- _INPUT DATA_
★ ★ ★ ★

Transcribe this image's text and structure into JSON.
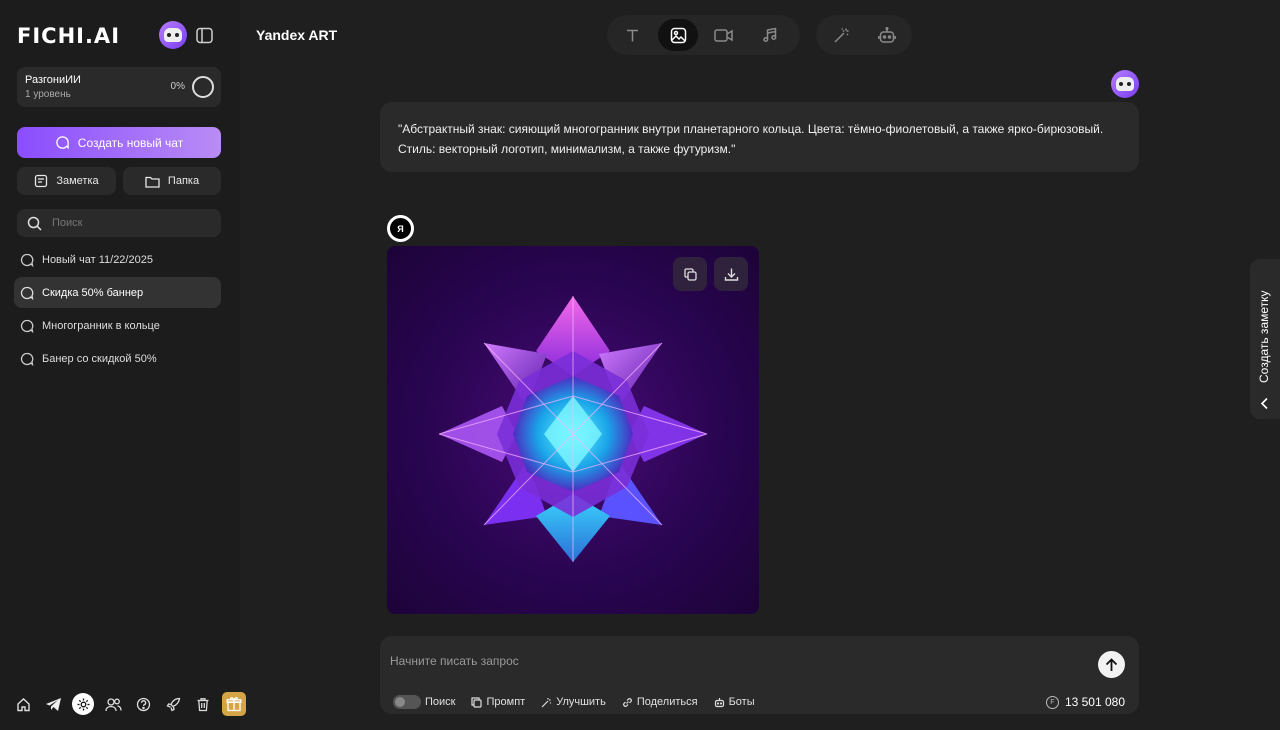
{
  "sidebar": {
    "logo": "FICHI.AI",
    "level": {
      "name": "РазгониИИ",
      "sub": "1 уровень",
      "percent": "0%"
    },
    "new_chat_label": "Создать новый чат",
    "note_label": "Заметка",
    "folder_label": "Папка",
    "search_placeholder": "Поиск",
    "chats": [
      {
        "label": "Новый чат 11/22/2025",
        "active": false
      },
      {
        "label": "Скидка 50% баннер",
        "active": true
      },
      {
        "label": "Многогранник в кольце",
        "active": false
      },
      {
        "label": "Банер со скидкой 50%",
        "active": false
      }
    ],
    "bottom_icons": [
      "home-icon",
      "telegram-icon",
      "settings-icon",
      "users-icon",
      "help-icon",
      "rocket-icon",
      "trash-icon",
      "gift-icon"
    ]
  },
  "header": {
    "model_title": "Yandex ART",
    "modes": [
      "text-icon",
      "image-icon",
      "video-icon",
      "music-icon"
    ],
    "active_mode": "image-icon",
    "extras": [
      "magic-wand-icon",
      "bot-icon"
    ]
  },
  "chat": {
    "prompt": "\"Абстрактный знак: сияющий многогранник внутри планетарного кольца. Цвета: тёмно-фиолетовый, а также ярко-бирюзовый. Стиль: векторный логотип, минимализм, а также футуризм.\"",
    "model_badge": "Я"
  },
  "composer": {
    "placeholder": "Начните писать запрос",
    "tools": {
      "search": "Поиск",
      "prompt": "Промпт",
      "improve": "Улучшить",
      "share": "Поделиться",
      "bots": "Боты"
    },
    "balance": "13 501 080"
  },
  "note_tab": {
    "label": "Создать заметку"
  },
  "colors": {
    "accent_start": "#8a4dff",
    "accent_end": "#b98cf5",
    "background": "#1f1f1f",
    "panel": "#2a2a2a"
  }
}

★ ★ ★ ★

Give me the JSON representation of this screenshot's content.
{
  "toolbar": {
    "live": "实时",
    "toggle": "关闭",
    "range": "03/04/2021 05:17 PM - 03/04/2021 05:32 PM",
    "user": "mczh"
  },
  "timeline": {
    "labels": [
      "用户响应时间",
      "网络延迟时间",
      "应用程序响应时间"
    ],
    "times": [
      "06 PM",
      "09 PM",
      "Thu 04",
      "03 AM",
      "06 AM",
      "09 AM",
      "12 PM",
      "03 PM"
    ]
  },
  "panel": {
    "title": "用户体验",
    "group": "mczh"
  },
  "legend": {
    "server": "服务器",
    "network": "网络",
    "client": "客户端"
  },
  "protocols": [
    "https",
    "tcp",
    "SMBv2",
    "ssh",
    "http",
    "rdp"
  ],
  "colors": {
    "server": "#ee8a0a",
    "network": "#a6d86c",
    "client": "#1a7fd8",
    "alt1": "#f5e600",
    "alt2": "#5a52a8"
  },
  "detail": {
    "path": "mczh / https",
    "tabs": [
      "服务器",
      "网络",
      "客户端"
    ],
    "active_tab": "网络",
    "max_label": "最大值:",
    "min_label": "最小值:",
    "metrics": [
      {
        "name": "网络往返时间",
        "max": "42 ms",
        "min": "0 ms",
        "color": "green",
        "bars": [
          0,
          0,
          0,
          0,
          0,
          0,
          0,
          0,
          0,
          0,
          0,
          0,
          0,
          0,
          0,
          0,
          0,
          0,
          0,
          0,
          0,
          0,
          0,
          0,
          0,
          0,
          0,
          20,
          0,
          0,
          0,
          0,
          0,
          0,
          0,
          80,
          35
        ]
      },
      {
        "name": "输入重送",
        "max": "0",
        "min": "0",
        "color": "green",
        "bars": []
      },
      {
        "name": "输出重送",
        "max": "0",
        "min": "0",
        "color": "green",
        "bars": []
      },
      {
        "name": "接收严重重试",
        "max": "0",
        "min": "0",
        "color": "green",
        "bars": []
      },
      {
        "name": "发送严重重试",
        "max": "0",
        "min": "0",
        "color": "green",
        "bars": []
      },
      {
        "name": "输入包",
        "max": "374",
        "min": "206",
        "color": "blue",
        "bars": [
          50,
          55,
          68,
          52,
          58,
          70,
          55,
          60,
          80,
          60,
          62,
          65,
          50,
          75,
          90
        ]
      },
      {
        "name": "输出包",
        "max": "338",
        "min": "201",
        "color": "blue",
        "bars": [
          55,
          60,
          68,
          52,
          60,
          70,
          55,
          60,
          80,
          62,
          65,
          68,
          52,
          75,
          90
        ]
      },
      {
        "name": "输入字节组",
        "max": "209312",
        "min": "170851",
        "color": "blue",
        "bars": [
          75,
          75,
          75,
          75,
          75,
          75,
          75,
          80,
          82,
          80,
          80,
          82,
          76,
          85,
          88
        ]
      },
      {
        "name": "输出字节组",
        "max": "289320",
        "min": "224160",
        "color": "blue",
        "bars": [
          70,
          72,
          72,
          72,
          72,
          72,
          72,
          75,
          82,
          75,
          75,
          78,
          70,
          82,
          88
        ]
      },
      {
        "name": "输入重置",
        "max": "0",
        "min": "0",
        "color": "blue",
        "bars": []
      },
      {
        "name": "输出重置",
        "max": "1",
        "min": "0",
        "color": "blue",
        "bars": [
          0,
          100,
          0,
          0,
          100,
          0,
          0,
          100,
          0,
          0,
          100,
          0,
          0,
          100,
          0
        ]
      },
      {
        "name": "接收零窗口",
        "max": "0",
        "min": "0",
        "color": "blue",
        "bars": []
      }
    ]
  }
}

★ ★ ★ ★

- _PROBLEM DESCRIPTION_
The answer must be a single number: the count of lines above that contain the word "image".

- _ANSWER_
3